Silver carp may reach upwards of 45-50 pounds. When traveling at high speeds, they pose a significant threat to anglers and boaters. Documented injuries inflicted by silver carp have included broken bones, concussions, black eyes and bruises.
The silver carp’s close relative, the bighead carp, is more languid and does not typically jump from the water. This is a good thing, as they are capable of reaching more than 100 pounds.
The observed boat speed at which silver carp become less of a threat to boating traffic is about 30 mph. At this speed, boaters should be able outrun schools of silver carp.
As bigheaded carp populations continue to expand and increase throughout the Mississippi River Basin and the U.S., the frequency of encounters is sure to increase as well. Their environmental and economic impacts will likely escalate in the years to come.
Diverse teams of scientists and legislators need to educate and be educated about the situation so they can implement control and management strategies, as well as policy and legislation to help solve the problem, or at least slow it down.

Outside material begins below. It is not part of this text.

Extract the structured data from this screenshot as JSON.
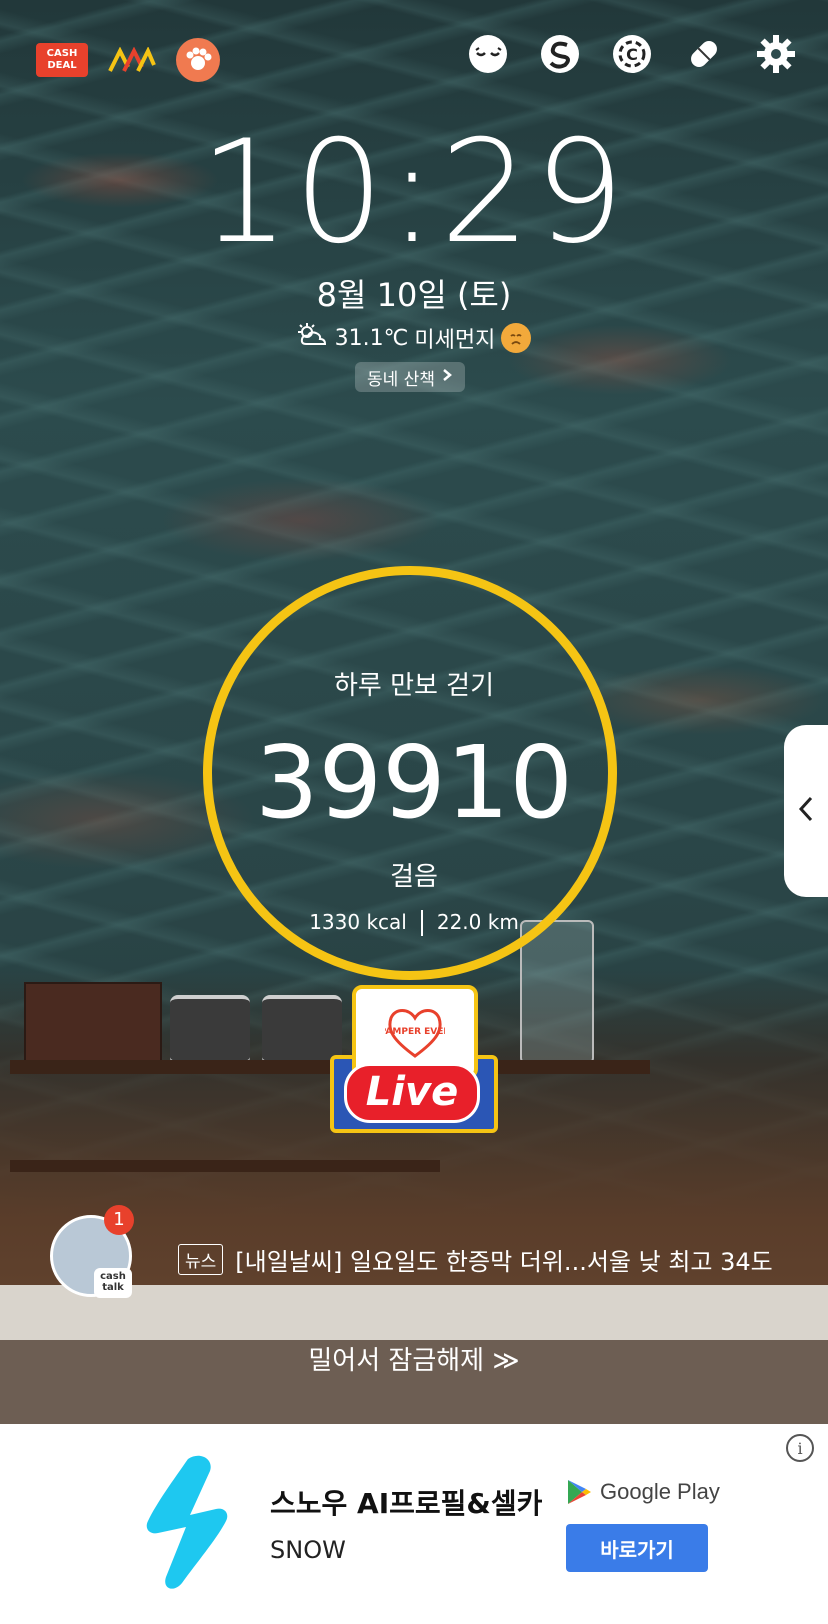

Mayors, aldermen and other municipal leaders need to be aware so they can take action at the local level by keeping silver and bighead carp out of the rivers, streams and other bodies of water in their communities.
Everyone needs to acknowledge that you should never transport, relocate or release any Asian carp into a different body of water than where it was caught. We have many obstacles to face and things to learn before we are able to regulate this invasion, but we can all do our part in contributing to the solution instead of the problem.
Our natural resources are a critical currency, and we must do all that we can to ensure their protection and endurance.
Editor’s Note: Extension Outdoors is a column authored by several different experts in the Mississippi State University Extension Service.